(Task input begins)
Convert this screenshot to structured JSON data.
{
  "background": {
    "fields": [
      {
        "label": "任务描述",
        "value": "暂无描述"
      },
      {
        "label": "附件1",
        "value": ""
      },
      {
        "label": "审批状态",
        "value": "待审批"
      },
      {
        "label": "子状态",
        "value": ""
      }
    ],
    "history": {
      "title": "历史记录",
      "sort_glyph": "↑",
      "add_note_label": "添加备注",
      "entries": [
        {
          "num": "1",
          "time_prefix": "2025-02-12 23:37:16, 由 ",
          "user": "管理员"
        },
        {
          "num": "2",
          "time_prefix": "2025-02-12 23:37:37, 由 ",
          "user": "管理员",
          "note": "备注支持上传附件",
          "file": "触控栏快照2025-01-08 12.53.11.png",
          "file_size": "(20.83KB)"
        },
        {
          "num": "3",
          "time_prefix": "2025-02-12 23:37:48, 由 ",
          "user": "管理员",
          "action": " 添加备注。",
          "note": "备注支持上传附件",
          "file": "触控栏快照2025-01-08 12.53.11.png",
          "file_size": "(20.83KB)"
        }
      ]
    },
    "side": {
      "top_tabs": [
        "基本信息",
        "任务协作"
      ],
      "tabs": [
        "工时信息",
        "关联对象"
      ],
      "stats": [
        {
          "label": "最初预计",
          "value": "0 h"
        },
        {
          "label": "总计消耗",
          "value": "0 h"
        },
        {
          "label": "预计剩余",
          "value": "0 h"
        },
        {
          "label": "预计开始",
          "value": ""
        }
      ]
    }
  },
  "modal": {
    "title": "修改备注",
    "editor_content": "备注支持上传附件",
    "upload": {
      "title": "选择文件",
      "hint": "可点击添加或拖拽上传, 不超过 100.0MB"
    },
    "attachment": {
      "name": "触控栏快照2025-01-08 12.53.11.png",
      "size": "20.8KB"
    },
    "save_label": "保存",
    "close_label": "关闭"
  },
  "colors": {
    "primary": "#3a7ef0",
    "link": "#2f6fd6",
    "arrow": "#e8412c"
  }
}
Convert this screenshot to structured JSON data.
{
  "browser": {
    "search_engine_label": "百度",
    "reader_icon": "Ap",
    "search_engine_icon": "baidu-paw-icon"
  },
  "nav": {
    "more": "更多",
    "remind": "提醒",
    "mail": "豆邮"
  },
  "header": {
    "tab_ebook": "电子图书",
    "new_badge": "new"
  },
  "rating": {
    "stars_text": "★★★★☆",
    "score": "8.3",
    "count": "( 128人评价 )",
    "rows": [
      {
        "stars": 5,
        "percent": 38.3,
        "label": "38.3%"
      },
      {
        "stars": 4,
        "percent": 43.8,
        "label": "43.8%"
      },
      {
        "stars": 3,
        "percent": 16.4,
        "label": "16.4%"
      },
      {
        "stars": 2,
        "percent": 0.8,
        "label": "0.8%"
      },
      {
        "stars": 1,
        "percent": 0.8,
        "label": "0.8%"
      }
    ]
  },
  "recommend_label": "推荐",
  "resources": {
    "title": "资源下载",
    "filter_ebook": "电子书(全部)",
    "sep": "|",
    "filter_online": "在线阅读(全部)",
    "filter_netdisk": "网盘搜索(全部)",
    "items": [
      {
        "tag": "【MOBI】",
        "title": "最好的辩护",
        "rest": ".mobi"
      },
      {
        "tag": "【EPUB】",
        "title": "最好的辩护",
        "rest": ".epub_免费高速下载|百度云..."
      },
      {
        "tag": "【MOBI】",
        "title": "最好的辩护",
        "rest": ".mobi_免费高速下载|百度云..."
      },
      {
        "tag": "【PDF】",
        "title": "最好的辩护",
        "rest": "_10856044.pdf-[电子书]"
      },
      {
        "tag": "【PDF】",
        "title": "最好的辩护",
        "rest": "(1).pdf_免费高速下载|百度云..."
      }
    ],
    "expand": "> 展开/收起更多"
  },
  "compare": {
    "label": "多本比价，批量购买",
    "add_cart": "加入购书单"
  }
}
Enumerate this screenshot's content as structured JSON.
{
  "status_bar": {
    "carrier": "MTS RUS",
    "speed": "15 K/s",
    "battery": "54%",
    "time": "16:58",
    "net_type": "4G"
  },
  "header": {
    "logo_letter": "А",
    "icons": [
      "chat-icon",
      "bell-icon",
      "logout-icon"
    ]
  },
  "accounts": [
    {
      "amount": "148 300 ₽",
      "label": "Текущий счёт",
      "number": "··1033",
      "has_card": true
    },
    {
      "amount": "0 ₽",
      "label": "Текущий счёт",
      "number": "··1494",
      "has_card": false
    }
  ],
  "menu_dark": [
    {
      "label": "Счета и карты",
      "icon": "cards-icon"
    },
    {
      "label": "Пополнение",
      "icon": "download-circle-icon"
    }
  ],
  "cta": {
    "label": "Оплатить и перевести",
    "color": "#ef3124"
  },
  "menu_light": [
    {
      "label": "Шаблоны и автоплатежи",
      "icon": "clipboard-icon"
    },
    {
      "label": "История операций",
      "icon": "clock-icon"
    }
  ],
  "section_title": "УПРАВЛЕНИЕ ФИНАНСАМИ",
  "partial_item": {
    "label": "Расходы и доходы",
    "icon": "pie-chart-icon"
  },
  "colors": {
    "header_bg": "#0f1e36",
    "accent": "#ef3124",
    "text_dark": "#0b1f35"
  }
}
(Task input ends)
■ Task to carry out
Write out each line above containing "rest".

■ Exercise result
        "rest": ".mobi"
        "rest": ".epub_免费高速下载|百度云..."
        "rest": ".mobi_免费高速下载|百度云..."
        "rest": "_10856044.pdf-[电子书]"
        "rest": "(1).pdf_免费高速下载|百度云..."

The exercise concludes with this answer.